-------- Material for this exercise --------

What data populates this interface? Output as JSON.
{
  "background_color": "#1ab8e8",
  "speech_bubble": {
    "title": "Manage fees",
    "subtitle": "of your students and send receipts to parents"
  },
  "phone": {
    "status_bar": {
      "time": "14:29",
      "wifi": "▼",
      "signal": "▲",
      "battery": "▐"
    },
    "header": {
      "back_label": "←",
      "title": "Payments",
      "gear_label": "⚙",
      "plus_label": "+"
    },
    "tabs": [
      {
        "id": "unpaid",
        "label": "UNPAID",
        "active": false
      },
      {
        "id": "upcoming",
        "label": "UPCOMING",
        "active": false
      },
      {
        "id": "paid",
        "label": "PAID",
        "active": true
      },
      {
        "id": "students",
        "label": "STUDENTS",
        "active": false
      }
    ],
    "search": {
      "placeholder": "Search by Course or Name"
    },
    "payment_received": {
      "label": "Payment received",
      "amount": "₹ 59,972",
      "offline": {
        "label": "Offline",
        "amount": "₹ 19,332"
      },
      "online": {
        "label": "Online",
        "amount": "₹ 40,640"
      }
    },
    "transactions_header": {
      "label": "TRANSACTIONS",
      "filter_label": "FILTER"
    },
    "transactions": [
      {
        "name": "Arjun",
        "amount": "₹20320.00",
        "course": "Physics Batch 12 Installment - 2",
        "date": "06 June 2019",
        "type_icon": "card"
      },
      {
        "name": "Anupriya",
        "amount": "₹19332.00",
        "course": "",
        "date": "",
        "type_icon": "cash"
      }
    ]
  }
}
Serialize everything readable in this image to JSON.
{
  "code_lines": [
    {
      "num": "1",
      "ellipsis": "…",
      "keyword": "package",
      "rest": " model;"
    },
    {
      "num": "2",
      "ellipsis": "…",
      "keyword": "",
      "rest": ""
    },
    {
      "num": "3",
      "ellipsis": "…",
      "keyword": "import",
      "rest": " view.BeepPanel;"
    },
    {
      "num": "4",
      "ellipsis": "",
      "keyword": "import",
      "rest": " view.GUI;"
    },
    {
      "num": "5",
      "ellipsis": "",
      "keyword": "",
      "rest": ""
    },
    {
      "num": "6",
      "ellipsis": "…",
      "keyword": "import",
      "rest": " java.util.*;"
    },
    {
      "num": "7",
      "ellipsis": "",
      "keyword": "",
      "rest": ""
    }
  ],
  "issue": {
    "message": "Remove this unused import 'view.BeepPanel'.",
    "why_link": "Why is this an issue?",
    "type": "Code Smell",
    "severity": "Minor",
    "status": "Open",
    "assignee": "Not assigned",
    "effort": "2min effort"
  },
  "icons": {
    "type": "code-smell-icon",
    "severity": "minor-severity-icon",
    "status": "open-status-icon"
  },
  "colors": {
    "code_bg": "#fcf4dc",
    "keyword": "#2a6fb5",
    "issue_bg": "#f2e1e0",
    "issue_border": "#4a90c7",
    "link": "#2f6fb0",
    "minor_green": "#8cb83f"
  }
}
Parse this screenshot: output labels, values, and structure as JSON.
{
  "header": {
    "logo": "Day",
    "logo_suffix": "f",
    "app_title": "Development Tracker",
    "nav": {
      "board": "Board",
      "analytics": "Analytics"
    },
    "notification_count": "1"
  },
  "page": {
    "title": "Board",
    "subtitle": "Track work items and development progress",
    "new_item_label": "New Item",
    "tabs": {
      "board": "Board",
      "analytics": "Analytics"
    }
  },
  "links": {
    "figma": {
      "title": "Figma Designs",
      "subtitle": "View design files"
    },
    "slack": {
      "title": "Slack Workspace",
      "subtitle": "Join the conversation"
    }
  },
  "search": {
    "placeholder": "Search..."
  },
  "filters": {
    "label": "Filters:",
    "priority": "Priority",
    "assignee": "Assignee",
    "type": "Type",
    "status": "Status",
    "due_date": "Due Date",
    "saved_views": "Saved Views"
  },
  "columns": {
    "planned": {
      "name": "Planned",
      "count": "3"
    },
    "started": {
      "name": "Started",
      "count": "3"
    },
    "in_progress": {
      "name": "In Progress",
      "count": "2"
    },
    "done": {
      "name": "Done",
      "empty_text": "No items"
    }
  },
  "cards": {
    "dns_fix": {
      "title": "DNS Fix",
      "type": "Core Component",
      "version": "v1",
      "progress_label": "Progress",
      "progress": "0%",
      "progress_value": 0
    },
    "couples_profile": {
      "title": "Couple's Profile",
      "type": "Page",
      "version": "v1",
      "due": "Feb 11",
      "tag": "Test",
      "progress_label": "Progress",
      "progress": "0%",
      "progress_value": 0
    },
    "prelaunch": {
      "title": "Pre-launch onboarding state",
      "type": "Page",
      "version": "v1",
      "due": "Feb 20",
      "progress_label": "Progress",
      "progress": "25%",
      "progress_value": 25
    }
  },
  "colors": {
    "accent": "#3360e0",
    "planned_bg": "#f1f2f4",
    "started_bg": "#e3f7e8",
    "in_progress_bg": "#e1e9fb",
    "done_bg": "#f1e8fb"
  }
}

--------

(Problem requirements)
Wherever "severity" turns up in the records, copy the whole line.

(Result of this task)
    "severity": "Minor",
    "severity": "minor-severity-icon",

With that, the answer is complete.